Earlier this month, the Sephardic Congregation of Paramus (SCOP), located on 140 Arnot Place, welcomed a new rabbi, David Pardo, and family into their community. SCOP, which started off as a small Sephardic minyan in Congregation Beth Tefillah, branched off last year to grow as its own shul, having been given the building by K’hal Adath Jeshurun’s Ashkenazi community. A number of the remaining members of KAJ now daven together with SCOP.
A Los Angeles native, Rabbi Pardo attended UCLA and later moved to New York City to pursue semicha at Yeshiva University’s Rabbi Isaac Elchanan Theological Seminary. He also holds an MBA from the Heller School at Brandeis University.
Before moving to Paramus, Rabbi Pardo lived in Boston for four years, working as the OU-JLIC director at Brandeis University with his family. Connecting with young students eager to explore their Jewish identities was a self-described dream that he felt grateful to fulfill.

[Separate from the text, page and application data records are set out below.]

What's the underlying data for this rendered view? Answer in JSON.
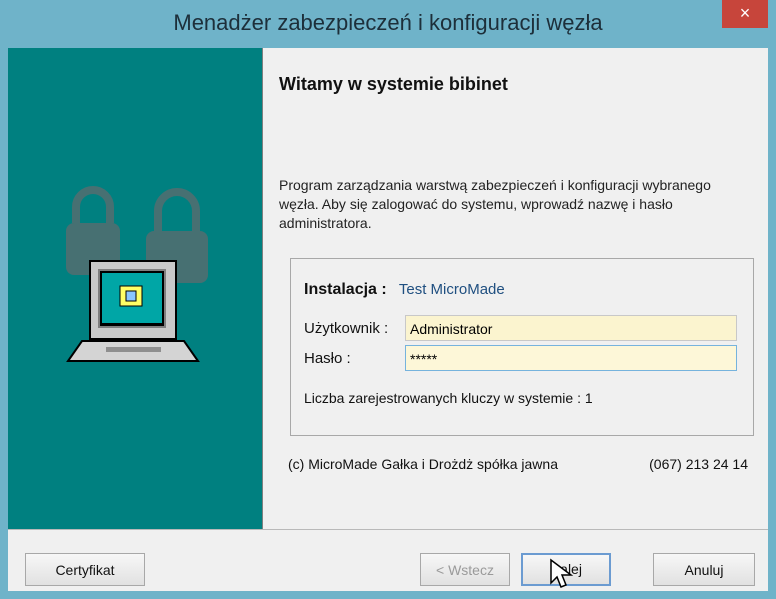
{
  "window": {
    "title": "Menadżer zabezpieczeń i konfiguracji węzła",
    "close_label": "×"
  },
  "welcome": {
    "heading": "Witamy w systemie bibinet",
    "description": "Program zarządzania warstwą zabezpieczeń i konfiguracji wybranego węzła. Aby się zalogować do systemu, wprowadź nazwę i hasło administratora."
  },
  "login": {
    "installation_label": "Instalacja :",
    "installation_value": "Test MicroMade",
    "user_label": "Użytkownik :",
    "user_value": "Administrator",
    "password_label": "Hasło :",
    "password_value": "*****",
    "keys_text": "Liczba zarejestrowanych kluczy w systemie : 1"
  },
  "footer": {
    "copyright": "(c) MicroMade Gałka i Drożdż spółka jawna",
    "phone": "(067) 213 24 14"
  },
  "buttons": {
    "certificate": "Certyfikat",
    "back": "< Wstecz",
    "next": "Dalej",
    "cancel": "Anuluj"
  }
}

“We really clicked with the student body,” he said, noting that it was a magical four years. It was Rabbi Pardo’s first time being a rabbi of a community, an experience that, he said, reaffirmed his decision to go into the pulpit rabbinate.
When the rabbi and his family made the decision to move on and accept a new position in New York City as the director of Birthright Follow Up at the Orthodox Union, it was important to him to continue growing as a rav and educator. He heard from a friend that the Sephardic community in Paramus was looking for a rabbi for Shabbat.
“It felt very warm,” he said of his first impression of the shul when he came to visit earlier this year. “[It’s] like one big extended family,” he added.
The Pardos are excited about their transition to the Paramus Jewish community. Their three young daughters will have other children their age to play with, and the rabbi is excited to work with a more diverse congregation. The rabbi himself is half-Sephardic; his father is Turkish.
The excitement is a mutual feeling. Both the shul’s gabbi, Faraj Benji, and vice president, Kirk Levy, are happy with the direction the developing community is taking. Benji told The Jewish Link that he felt the community had “hit the jackpot” when the Pardos arrived. He admires the rabbi’s personable character. “Our community is lucky to have him,” he said.
Levy hopes that Rabbi Pardo’s outgoing personality and his experience connecting with younger people will help draw other families to Paramus. “I think having a young, educated and well-connected rabbi will be very attractive to others,” he said, noting that he hopes to see the shul grow even more.
Both Rabbi Pardo and his wife, Ariel, are already brainstorming ways they can help improve the community. Rebbetzin Pardo, who met her husband when they were both students at UCLA, is spearheading the shul’s effort to make a website for and publicize their ladies’ mikvah. She said she felt “welcomed right away” and loves the cohesiveness of the community.
The rabbi plans to develop forums to encourage communication amongst the congregation. People can voice their concerns going forward in the hopes that a joint vision for the community will soon become a reality. “Everything’s open,” he said. “The community is poised for a lot of growth, and we’re very excited to be part of it.”
By Elizabeth Zakaim
Elizabeth Zakaim is a rising junior journalism and psychology double major at The College of New Jersey. She is also a summer intern at The Jewish Link. Feel free to email her at [email protected] with any questions or comments.